Table 1. Number of conidia and protoperithecia per plate in nitrogen or glucose starvation

Experiment   +N +G            +N -G            -N +G           -N -G     
            conidia   Pp     conidia   Pp     conidia   Pp     conidia   Pp
     I      1.5x107    0    5.0x10^8  1000   3.7x10^4  8950   1.3x10^7  11400
    II      1.2X10^7   0    5.3x10^8   200   4.3x10^4  8800   1.7X10^7  10250
   III      0.9x10^7   0    1.5x10^8   500   8.0x10^4 13150   1.3x10^7  10050
Average     1.2x107    0    4.0x10^8   550   5.3x10^4 10300   1.3x10^7  10550
Pp = protoperithecia

In each experiment, the data are the average of three plates.

Table 2. Regulation of conidia and protoperithecia by nitrogen and carbon starvation. Analysis of data of Table 1.

               conidia                       protoperithecia   

(-N/+N) +G    (5.3X10^4/1.2X10^7)=0.005     (10,300/0)>10,300
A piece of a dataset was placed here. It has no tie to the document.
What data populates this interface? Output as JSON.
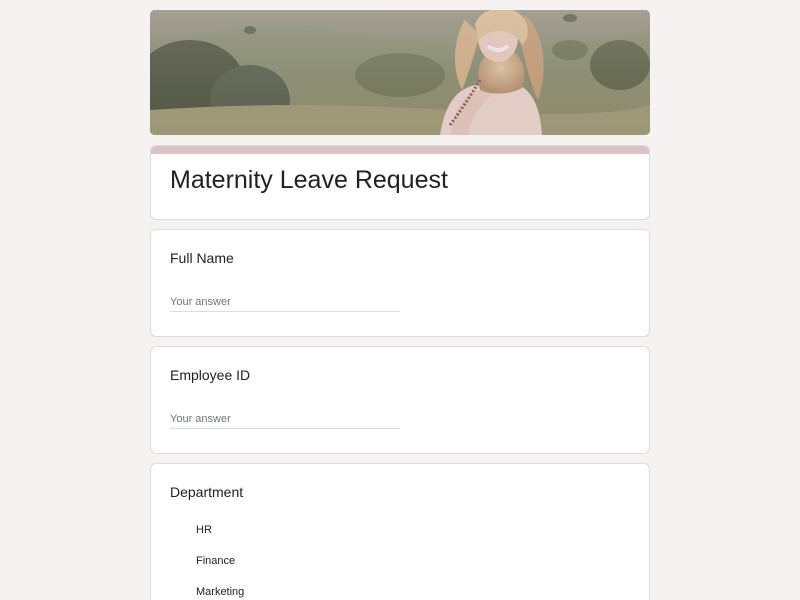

(-N/+N) -G    (1.3X10^7/4.0X10^8)=0.03      (10,550/570)=18

(-G/+G) +N    (4.0X10^8/1.2X10^7)=30         (570/0)> 570	

(-G/+G) -N    (1.3X10^7/5.3X10^4)=260        (10,550/10,300)=1

(-N/+N) +G     is the ratio between the number of conidia (or protoperithecia)
               in plates containing no nitrogen and the number of conidia 
               (or protoperithecia) in plates containing nitrogen.  In both plates
               carbon was present.  The other symbols have similar meanings. 

Nitrogen starvation inhibited production of conidia and induced production of protoperithecia. Carbon starvation induced both conidia and protoperithecia. In the case -N(-G/+G) the ratio was 1, but this is probably due to saturation of the biological system. It was not possible for cultures to make more than 10,000 protoperithecia/plate and this value is reached already by nitrogen starvation.

Nitrogen and glucose acted synergistically for conidial production. For example, the plates of +N-G type had 1 x 10 4 more conidia than the plates of -N+G type. It would be interesting to know whether glucose and nitrogen starvation influenced the expression of con and bli genes. con genes are candidates as important genes in the conidiation process (Berlin and Yanofsky 1985 Mol. Cell. Biol. 5:849-855) while bli genes are candidates as important genes in the formation of protoperithecia (Sommer et al. 1989 NAR 17:5713-5723).